**Directions for this task**
Pull out every line below that contains the word "event".
== Data for analysis ==
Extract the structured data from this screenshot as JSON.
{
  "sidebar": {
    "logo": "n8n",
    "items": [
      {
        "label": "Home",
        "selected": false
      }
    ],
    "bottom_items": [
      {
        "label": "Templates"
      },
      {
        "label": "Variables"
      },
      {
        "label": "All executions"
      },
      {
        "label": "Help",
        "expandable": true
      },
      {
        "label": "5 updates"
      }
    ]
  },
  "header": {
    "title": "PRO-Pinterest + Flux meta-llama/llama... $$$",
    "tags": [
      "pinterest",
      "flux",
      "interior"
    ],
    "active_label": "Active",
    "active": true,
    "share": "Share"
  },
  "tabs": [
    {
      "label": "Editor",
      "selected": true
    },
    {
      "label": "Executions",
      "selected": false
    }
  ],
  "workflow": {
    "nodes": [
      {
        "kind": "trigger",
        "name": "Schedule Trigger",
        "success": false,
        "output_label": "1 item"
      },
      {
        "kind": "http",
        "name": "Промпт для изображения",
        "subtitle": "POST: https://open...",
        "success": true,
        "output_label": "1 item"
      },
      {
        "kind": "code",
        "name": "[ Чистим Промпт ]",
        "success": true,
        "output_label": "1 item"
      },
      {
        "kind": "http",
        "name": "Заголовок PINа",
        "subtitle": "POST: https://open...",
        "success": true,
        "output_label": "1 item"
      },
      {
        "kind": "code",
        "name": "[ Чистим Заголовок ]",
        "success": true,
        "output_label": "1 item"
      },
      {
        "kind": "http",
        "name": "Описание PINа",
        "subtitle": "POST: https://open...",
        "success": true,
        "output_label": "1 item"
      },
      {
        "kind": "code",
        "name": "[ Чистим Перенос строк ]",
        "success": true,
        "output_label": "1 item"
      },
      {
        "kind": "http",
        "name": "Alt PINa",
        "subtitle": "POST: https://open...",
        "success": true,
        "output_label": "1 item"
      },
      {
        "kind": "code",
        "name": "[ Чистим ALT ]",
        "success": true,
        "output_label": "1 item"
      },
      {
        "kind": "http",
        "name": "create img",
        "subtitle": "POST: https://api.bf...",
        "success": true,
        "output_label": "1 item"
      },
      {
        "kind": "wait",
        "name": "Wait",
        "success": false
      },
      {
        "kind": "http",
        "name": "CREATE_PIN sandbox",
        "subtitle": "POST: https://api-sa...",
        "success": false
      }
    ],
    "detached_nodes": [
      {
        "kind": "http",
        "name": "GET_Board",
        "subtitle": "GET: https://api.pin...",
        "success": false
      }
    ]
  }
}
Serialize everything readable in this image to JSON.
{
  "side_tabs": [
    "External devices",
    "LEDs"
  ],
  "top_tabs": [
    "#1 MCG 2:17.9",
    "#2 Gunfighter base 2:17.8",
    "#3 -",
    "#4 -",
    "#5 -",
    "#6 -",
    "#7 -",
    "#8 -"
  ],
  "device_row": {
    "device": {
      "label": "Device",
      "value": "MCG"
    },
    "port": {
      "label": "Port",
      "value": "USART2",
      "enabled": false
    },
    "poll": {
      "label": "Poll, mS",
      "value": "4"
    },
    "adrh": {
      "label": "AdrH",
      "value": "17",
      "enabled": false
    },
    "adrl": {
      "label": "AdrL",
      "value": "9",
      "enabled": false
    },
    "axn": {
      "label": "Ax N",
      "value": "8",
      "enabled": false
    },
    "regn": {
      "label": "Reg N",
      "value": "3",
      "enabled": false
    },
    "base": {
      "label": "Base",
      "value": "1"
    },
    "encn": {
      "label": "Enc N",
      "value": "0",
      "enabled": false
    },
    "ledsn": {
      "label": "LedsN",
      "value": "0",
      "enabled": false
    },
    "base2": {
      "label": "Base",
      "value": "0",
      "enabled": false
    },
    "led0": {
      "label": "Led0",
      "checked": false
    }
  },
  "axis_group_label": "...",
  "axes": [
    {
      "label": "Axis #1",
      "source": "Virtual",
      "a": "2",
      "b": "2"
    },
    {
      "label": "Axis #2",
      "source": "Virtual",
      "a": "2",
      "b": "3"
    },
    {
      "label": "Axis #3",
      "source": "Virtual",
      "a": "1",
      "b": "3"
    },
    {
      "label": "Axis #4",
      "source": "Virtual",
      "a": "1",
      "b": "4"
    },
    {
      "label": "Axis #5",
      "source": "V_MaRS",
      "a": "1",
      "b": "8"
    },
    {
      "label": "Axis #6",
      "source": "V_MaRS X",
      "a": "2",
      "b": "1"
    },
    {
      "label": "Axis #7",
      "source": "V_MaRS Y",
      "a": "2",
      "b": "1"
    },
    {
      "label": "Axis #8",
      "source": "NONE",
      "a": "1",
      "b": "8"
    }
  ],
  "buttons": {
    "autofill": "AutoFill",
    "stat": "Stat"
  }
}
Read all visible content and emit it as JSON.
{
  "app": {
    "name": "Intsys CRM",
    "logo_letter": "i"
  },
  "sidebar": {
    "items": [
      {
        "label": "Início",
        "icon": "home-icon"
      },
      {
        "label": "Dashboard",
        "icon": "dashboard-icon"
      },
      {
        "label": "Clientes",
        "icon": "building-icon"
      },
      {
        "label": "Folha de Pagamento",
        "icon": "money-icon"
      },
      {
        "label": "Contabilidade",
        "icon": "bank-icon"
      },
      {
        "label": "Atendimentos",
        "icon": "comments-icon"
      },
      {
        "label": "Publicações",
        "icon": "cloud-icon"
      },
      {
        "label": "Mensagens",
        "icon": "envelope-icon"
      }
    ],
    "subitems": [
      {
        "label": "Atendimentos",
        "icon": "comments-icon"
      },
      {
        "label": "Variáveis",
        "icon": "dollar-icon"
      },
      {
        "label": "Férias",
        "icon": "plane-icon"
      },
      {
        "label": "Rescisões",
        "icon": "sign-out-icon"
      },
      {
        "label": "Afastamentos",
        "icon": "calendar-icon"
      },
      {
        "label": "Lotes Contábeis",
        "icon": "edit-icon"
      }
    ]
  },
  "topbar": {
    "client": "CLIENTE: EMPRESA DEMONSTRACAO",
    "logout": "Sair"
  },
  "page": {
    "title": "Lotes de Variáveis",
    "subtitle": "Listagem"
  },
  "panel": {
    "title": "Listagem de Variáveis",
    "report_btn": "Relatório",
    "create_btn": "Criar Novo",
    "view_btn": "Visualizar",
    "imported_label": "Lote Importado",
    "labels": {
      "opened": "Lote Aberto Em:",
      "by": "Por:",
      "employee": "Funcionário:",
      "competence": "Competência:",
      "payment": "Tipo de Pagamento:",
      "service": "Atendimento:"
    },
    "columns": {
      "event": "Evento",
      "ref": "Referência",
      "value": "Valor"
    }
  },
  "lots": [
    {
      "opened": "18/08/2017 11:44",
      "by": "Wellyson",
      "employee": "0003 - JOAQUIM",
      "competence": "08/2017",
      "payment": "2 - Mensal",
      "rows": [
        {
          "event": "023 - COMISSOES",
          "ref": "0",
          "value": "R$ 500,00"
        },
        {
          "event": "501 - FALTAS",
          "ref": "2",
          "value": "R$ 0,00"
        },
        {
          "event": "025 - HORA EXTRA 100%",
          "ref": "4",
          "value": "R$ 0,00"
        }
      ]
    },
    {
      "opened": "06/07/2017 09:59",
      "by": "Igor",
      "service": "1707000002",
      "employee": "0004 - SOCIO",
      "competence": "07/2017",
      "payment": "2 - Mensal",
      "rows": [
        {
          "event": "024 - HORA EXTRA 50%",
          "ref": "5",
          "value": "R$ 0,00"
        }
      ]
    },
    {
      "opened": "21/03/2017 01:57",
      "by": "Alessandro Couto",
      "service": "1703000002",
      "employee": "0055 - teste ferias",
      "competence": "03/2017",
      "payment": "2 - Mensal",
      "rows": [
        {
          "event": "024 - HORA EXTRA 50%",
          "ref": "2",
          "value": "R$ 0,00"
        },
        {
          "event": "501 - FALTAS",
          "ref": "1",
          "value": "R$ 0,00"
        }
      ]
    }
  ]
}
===
**Written answer**
      "event": "Evento",
          "event": "023 - COMISSOES",
          "event": "501 - FALTAS",
          "event": "025 - HORA EXTRA 100%",
          "event": "024 - HORA EXTRA 50%",
          "event": "024 - HORA EXTRA 50%",
          "event": "501 - FALTAS",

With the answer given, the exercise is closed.